Administration
Oversize
This collection contains oversize material.
Author
Finding aid prepared by Smithsonian Institution Archives

Notes
Personal Papers

Using the Collection
Prefered Citation
Smithsonian Institution Archives, Accession 16-103, Walcott Family Papers

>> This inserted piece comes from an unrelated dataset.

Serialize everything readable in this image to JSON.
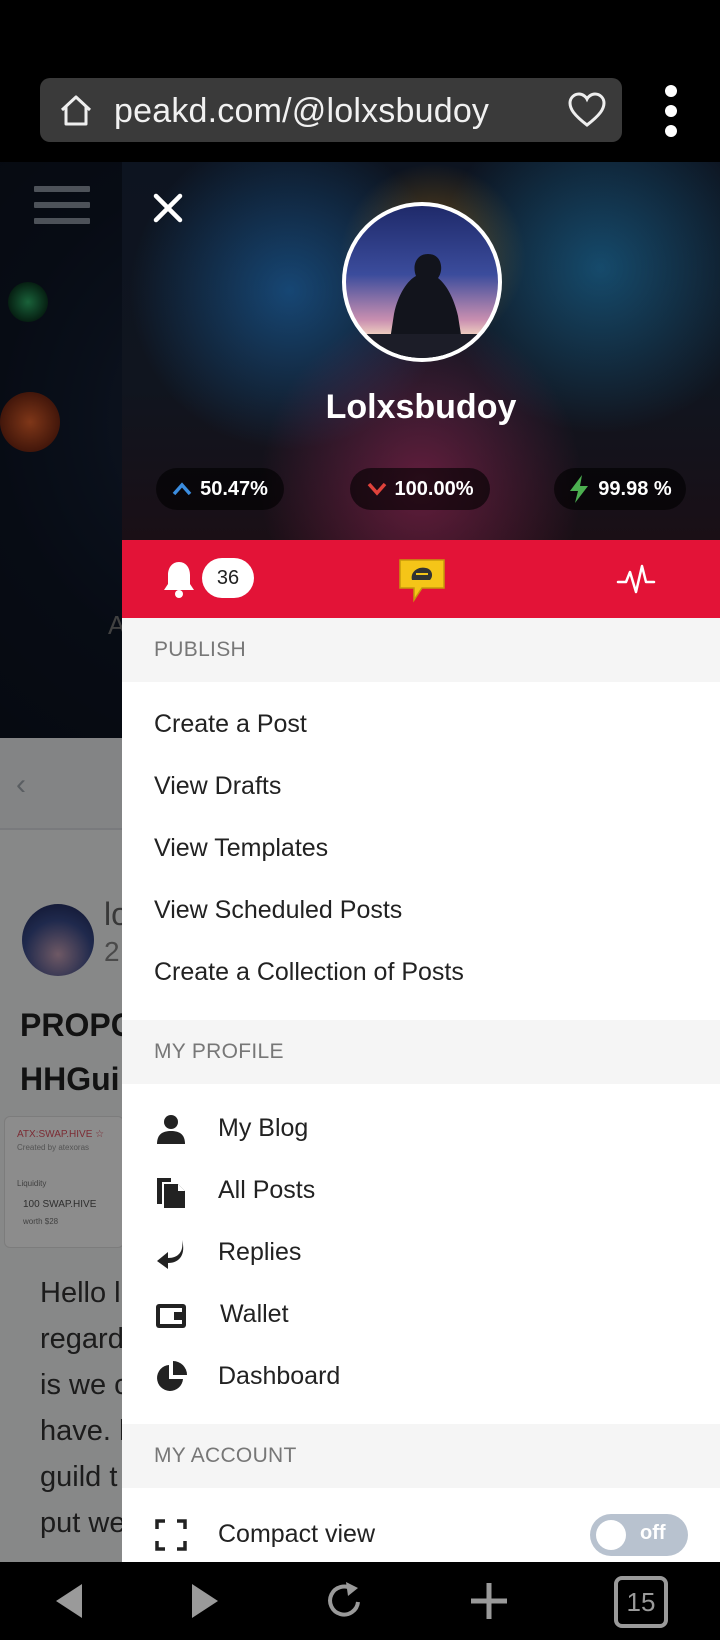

Keywords
Keywords table of terms and types.
Keyword Terms Keyword Types
Walcott, Charles D. (Charles Doolittle), 1850-1927 Personal Name Search Smithsonian Collections Search ArchiveGrid
Walcott, Mary Vaux, 1860-1940 Personal Name Search Smithsonian Collections Search ArchiveGrid
Walcott, Helena Stevens Personal Name Search Smithsonian Collections Search ArchiveGrid
Walcott, Charles Doolittle Personal Name Search Smithsonian Collections Search ArchiveGrid
Walcott, Sidney Stevens Personal Name Search Smithsonian Collections Search ArchiveGrid
Walcott, Helen Breese Personal Name Search Smithsonian Collections Search ArchiveGrid
Younger, Cole Personal Name Search Smithsonian Collections Search ArchiveGrid
Stevens Family Personal Name Search Smithsonian Collections Search ArchiveGrid
Walcott Family Personal Name Search Smithsonian Collections Search ArchiveGrid
Younger Family Personal Name Search Smithsonian Collections Search ArchiveGrid
Smithsonian Institution Corporate Name Search Smithsonian Collections Search ArchiveGrid
Geological Survey (U.S.) Corporate Name Search Smithsonian Collections Search ArchiveGrid
National Academy of Sciences (U.S.) Corporate Name Search Smithsonian Collections Search ArchiveGrid
Genealogy Topic Search Smithsonian Collections Search ArchiveGrid
Fieldwork Topic Search Smithsonian Collections Search ArchiveGrid
Scientific expeditions Topic Search Smithsonian Collections Search ArchiveGrid
Wild flowers -- United States Topic Search Smithsonian Collections Search ArchiveGrid
Legal documents Topic Search Smithsonian Collections Search ArchiveGrid
British Columbia Place Search Smithsonian Collections Search ArchiveGrid
Canadian Rockies (B.C. and Alta.) Place Search Smithsonian Collections Search ArchiveGrid
Books Genre/Form Search Smithsonian Collections Search ArchiveGrid
Clippings Genre/Form Search Smithsonian Collections Search ArchiveGrid
Manuscripts Genre/Form Search Smithsonian Collections Search ArchiveGrid
Ephemera Genre/Form Search Smithsonian Collections Search ArchiveGrid
Black-and-white negatives Genre/Form Search Smithsonian Collections Search ArchiveGrid
Black-and-white photographs Genre/Form Search Smithsonian Collections Search ArchiveGrid
Color photographs Genre/Form Search Smithsonian Collections Search ArchiveGrid
Artifacts Genre/Form Search Smithsonian Collections Search ArchiveGrid

Repository Contact
Smithsonian Institution Archives
Washington, D.C.
Contact us at osiaref@si.edu